---------- Task data ----------

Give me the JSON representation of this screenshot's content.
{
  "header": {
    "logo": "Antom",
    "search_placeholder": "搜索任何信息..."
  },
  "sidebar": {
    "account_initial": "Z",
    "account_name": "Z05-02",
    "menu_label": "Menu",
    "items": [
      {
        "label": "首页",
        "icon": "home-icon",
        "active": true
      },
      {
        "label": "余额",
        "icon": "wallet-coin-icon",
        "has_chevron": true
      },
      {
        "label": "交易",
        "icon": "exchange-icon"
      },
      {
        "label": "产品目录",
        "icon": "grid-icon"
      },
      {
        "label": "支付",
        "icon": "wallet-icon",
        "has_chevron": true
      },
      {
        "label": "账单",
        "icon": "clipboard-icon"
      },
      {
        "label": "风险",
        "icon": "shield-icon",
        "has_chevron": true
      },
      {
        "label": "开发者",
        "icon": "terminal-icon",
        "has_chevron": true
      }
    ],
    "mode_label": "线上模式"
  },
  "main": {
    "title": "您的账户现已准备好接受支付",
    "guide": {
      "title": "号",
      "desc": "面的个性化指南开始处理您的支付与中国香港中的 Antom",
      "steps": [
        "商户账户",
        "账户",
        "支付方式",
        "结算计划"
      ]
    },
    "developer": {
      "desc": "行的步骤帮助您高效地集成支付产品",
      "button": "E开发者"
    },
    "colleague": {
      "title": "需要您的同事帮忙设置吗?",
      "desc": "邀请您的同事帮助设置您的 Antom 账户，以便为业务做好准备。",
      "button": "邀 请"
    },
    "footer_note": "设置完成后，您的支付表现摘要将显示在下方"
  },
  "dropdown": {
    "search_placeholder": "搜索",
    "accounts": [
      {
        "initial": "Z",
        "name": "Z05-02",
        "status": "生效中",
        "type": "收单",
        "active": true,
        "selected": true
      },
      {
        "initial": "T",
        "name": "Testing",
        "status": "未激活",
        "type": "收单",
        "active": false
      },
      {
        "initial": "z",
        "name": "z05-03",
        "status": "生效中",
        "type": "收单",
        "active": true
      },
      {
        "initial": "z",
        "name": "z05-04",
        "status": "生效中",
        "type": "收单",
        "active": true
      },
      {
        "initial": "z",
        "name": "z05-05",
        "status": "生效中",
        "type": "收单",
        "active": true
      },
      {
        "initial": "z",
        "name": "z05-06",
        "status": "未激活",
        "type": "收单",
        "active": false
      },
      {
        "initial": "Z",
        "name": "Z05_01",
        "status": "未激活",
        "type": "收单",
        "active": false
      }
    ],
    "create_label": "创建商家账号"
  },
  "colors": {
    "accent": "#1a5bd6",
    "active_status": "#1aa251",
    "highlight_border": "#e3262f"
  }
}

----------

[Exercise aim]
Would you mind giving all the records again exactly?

[Output of the task]
Give me the JSON representation of this screenshot's content.
{
  "header": {
    "logo": "Antom",
    "search_placeholder": "搜索任何信息..."
  },
  "sidebar": {
    "account_initial": "Z",
    "account_name": "Z05-02",
    "menu_label": "Menu",
    "items": [
      {
        "label": "首页",
        "icon": "home-icon",
        "active": true
      },
      {
        "label": "余额",
        "icon": "wallet-coin-icon",
        "has_chevron": true
      },
      {
        "label": "交易",
        "icon": "exchange-icon"
      },
      {
        "label": "产品目录",
        "icon": "grid-icon"
      },
      {
        "label": "支付",
        "icon": "wallet-icon",
        "has_chevron": true
      },
      {
        "label": "账单",
        "icon": "clipboard-icon"
      },
      {
        "label": "风险",
        "icon": "shield-icon",
        "has_chevron": true
      },
      {
        "label": "开发者",
        "icon": "terminal-icon",
        "has_chevron": true
      }
    ],
    "mode_label": "线上模式"
  },
  "main": {
    "title": "您的账户现已准备好接受支付",
    "guide": {
      "title": "号",
      "desc": "面的个性化指南开始处理您的支付与中国香港中的 Antom",
      "steps": [
        "商户账户",
        "账户",
        "支付方式",
        "结算计划"
      ]
    },
    "developer": {
      "desc": "行的步骤帮助您高效地集成支付产品",
      "button": "E开发者"
    },
    "colleague": {
      "title": "需要您的同事帮忙设置吗?",
      "desc": "邀请您的同事帮助设置您的 Antom 账户，以便为业务做好准备。",
      "button": "邀 请"
    },
    "footer_note": "设置完成后，您的支付表现摘要将显示在下方"
  },
  "dropdown": {
    "search_placeholder": "搜索",
    "accounts": [
      {
        "initial": "Z",
        "name": "Z05-02",
        "status": "生效中",
        "type": "收单",
        "active": true,
        "selected": true
      },
      {
        "initial": "T",
        "name": "Testing",
        "status": "未激活",
        "type": "收单",
        "active": false
      },
      {
        "initial": "z",
        "name": "z05-03",
        "status": "生效中",
        "type": "收单",
        "active": true
      },
      {
        "initial": "z",
        "name": "z05-04",
        "status": "生效中",
        "type": "收单",
        "active": true
      },
      {
        "initial": "z",
        "name": "z05-05",
        "status": "生效中",
        "type": "收单",
        "active": true
      },
      {
        "initial": "z",
        "name": "z05-06",
        "status": "未激活",
        "type": "收单",
        "active": false
      },
      {
        "initial": "Z",
        "name": "Z05_01",
        "status": "未激活",
        "type": "收单",
        "active": false
      }
    ],
    "create_label": "创建商家账号"
  },
  "colors": {
    "accent": "#1a5bd6",
    "active_status": "#1aa251",
    "highlight_border": "#e3262f"
  }
}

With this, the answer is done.